Molten glass pouring out of a furnace

Glass is an amorphous solid with no long-range order. This lack of order is what differentiates a glass from a crystalline solid. For example, when silicon dioxide is cooled slowly through the crystallization temperature, it is allowed to form crystals, giving the solid a geometric structure throughout the material. When silicon dioxide is heated and then rapidly cooled, it’s ordered crystalline structure is unable to reform and it becomes an amorphous solid (glass). [1] 

Image result for glass no long range order

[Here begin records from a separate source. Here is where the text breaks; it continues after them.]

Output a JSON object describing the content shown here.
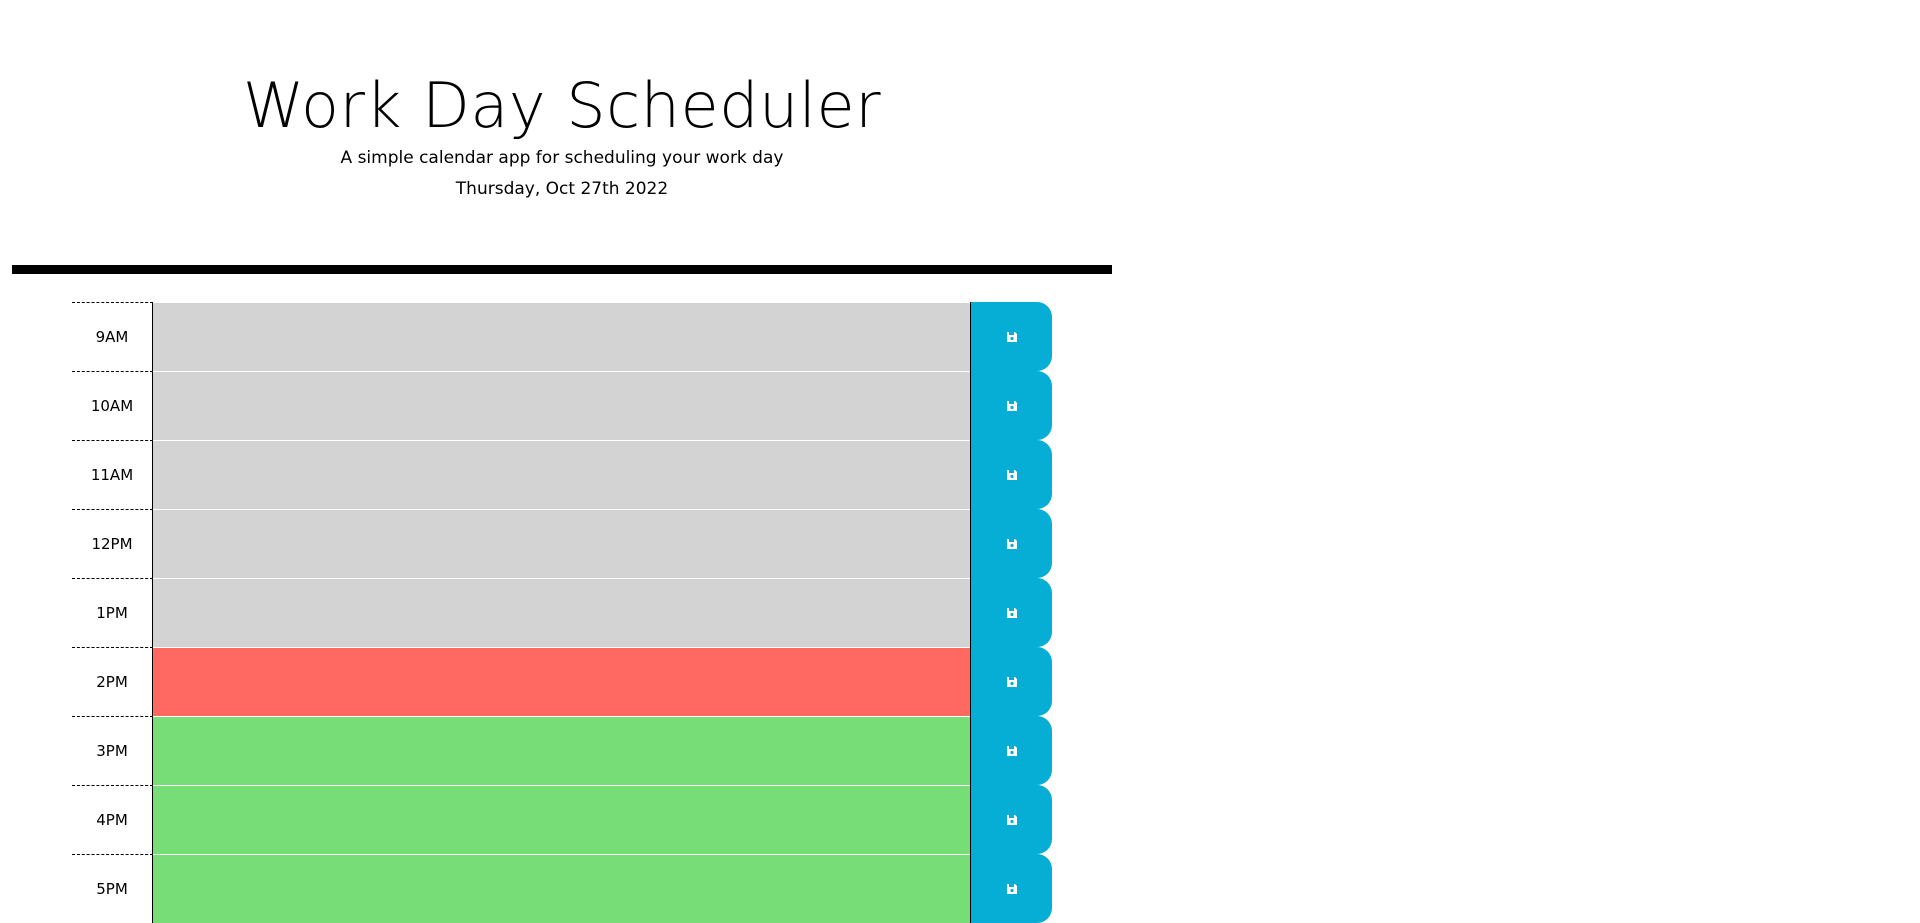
{
  "header": {
    "title": "Work Day Scheduler",
    "subtitle": "A simple calendar app for scheduling your work day",
    "current_day": "Thursday, Oct 27th 2022"
  },
  "colors": {
    "past": "#d3d3d3",
    "present": "#ff6961",
    "future": "#77dd77",
    "save_button": "#06aed5"
  },
  "time_blocks": [
    {
      "hour": "9AM",
      "status": "past",
      "text": ""
    },
    {
      "hour": "10AM",
      "status": "past",
      "text": ""
    },
    {
      "hour": "11AM",
      "status": "past",
      "text": ""
    },
    {
      "hour": "12PM",
      "status": "past",
      "text": ""
    },
    {
      "hour": "1PM",
      "status": "past",
      "text": ""
    },
    {
      "hour": "2PM",
      "status": "present",
      "text": ""
    },
    {
      "hour": "3PM",
      "status": "future",
      "text": ""
    },
    {
      "hour": "4PM",
      "status": "future",
      "text": ""
    },
    {
      "hour": "5PM",
      "status": "future",
      "text": ""
    }
  ],
  "icons": {
    "save": "save-icon"
  }
}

Glass goes through different transitions during melting. The glass transition temperature, softening point, and crystallization temperature are all part of the glass forming process. Careful maneuvering through these steps is critical to the formation of a stress-free glass product.

Glass Transition Temperature

The glass transition temperature (Tg) characterizes a range of temperatures where an amorphous material transitions from a hard brittle state to a viscous state relative to increasing temperature.[2] The solid begins to exhibit viscoelastic properties above Tg. When disordered molecules are below Tg, they have less energy, and the molecules aren’t able to move into new positions when stress is applied. When above Tg, the molecules have more kinetic energy, allowing them to move in order to alleviate applied stresses.[3] The annealing temperature is selected based on the glass transition temperature, allowing any stress to be released before completely cooling the glass.

Littleton Softening Point

The Littleton softening point (Ts) of glass is the temperature at which the glass moves under its own weight. As a glass is heated, the glass flows more easily. The resistance to flow is known as viscosity. At the softening point, the glass has a viscosity of 107.6 poise.[4] This point is often used to define the working range of the glass. Once the glass has reached the softening point, it is malleable without melting.

Crystallization Temperature

The crystallization temperature (Tx) characterizes the onset of crystallization. Crystallization is the process of forming a solid. The molecules become highly organized into a geometric structure known as a crystal. This occurs in two steps. The first step is the nucleation or “seed” formation. Nucleation can be influenced by the initiation of a secondary phase formation within the matrix or the introduction of an outside substance, such as particles from the crucible. The second step is crystal growth, which is the growth around the original nucleation sites in layers.[5] Crystallizing brings the melt down to a lower energy state. If a melt crystallizes it will not become a glass since glass is a disordered solid. Crystallization is avoided by rapidly quenching through the glass transition region. 

Coefficient of Thermal Expansion

The coefficient of thermal expansion (CTE) describes a material’s change in shape, area, and volume in response to temperature change.[6] Heat is a type of kinetic energy. When a material is heated, its kinetic energy increases which causes the molecules to vibrate at a higher frequency. The molecules then take up more space than usual. The reverse is true when cooling a material. When cooled, the molecules have less kinetic energy, and they contract, taking up less space. CTE is important when bonding different components together. It is important to match CTEs when sealing different solids together using glass seals. The two different materials and the sealing glass should have the same or similar CTEs to prevent cracking of the seal.

Mo-Sci Corporation’s extensive glass knowledge and research experience make it a perfect candidate for custom development needs. Mo-Sci has partnered with companies across a wide variety of industries, creating custom glass solutions for unique applications. Contact us for more information on how we can help with your next glass product.[8]


  1. NDT Resource Center,, Center for NDE, Iowa State University.
  2. ISO 11357-2: Plastics – Differential scanning calorimetry – Part 2: Determination of glass transition temperature (1999).
  3. The Glass Transition. Accessed: 21 June 2019.
  4. Technical Glasses: Physical and Technical Properties | SCHOTT Technical Brochure. Accessed: 21 June 2019.
  5. Crystallization |Reciprocal Net Accessed: 24 June 2019.
  6. Tipler, Paul A.; Mosca, Gene (2008). Physics for Scientists and Engineers – Volume 1 Mechanics/Oscillations and Waves/Thermodynamics. New York, NY: Worth Publishers. pp. 666–670. ISBN 978-1-4292-0132-2.
  7. Novel Sealants to Significantly Improve the Lifetime and Performance of Solid Oxide Fuel Cells | Mo-Sci Blog Accessed: 25 June 2019
  8. Mo-Sci Corporation Website Accessed: 24 June 2019.